> **EXERCISE DETAILS**
As you look over the data below, please find each line where the word "Documents" appears, then copy it.

> **MATERIAL PROVIDED**
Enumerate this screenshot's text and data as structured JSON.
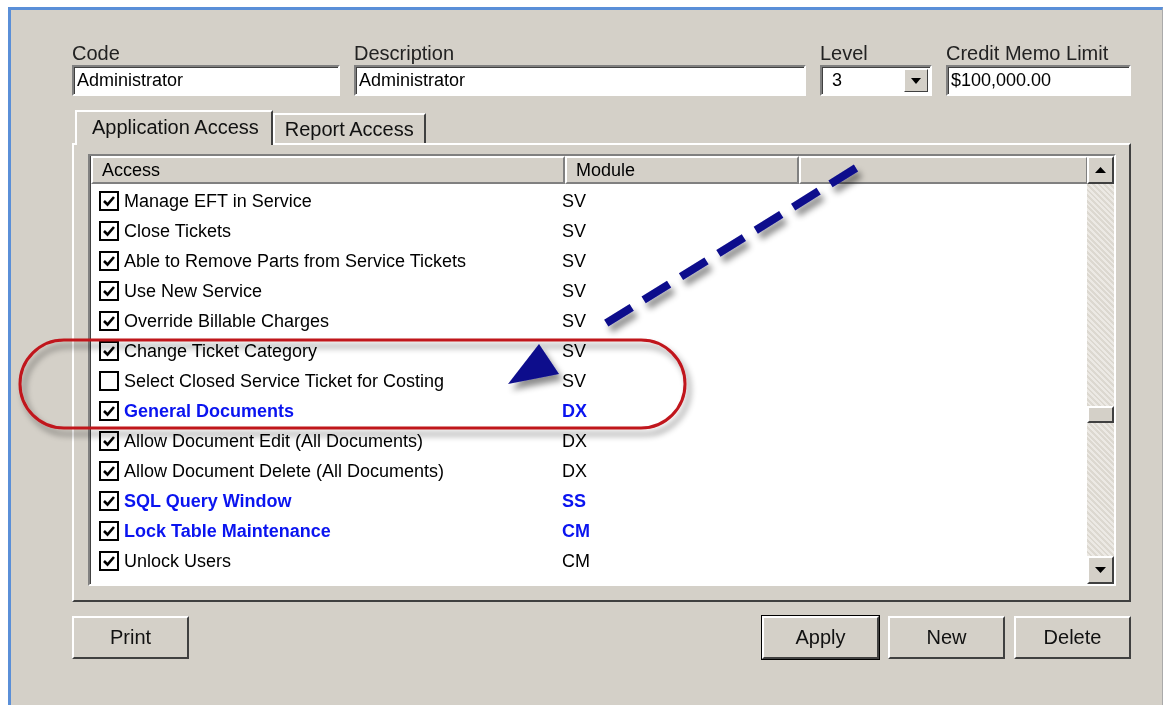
{
  "fields": [
    {
      "kind": "text",
      "label": "Code",
      "value": "Administrator"
    },
    {
      "kind": "text",
      "label": "Description",
      "value": "Administrator"
    },
    {
      "kind": "dropdown",
      "label": "Level",
      "value": "3"
    },
    {
      "kind": "text",
      "label": "Credit Memo Limit",
      "value": "$100,000.00"
    }
  ],
  "tabs": [
    {
      "label": "Application Access",
      "selected": true
    },
    {
      "label": "Report Access",
      "selected": false
    }
  ],
  "table": {
    "columns": [
      "Access",
      "Module"
    ],
    "rows": [
      {
        "kind": "item",
        "access": "Manage EFT in Service",
        "module": "SV",
        "checked": true
      },
      {
        "kind": "item",
        "access": "Close Tickets",
        "module": "SV",
        "checked": true
      },
      {
        "kind": "item",
        "access": "Able to Remove Parts from Service Tickets",
        "module": "SV",
        "checked": true
      },
      {
        "kind": "item",
        "access": "Use New Service",
        "module": "SV",
        "checked": true
      },
      {
        "kind": "item",
        "access": "Override Billable Charges",
        "module": "SV",
        "checked": true
      },
      {
        "kind": "item",
        "access": "Change Ticket Category",
        "module": "SV",
        "checked": true
      },
      {
        "kind": "item",
        "access": "Select Closed Service Ticket for Costing",
        "module": "SV",
        "checked": false
      },
      {
        "kind": "group",
        "access": "General Documents",
        "module": "DX",
        "checked": true
      },
      {
        "kind": "item",
        "access": "Allow Document Edit (All Documents)",
        "module": "DX",
        "checked": true
      },
      {
        "kind": "item",
        "access": "Allow Document Delete (All Documents)",
        "module": "DX",
        "checked": true
      },
      {
        "kind": "group",
        "access": "SQL Query Window",
        "module": "SS",
        "checked": true
      },
      {
        "kind": "group",
        "access": "Lock Table Maintenance",
        "module": "CM",
        "checked": true
      },
      {
        "kind": "item",
        "access": "Unlock Users",
        "module": "CM",
        "checked": true
      }
    ]
  },
  "buttons_left": [
    {
      "label": "Print",
      "default": false
    }
  ],
  "buttons_right": [
    {
      "label": "Apply",
      "default": true
    },
    {
      "label": "New",
      "default": false
    },
    {
      "label": "Delete",
      "default": false
    }
  ]
}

> **COMPLETED TASK**
        "access": "General Documents",
        "access": "Allow Document Edit (All Documents)",
        "access": "Allow Document Delete (All Documents)",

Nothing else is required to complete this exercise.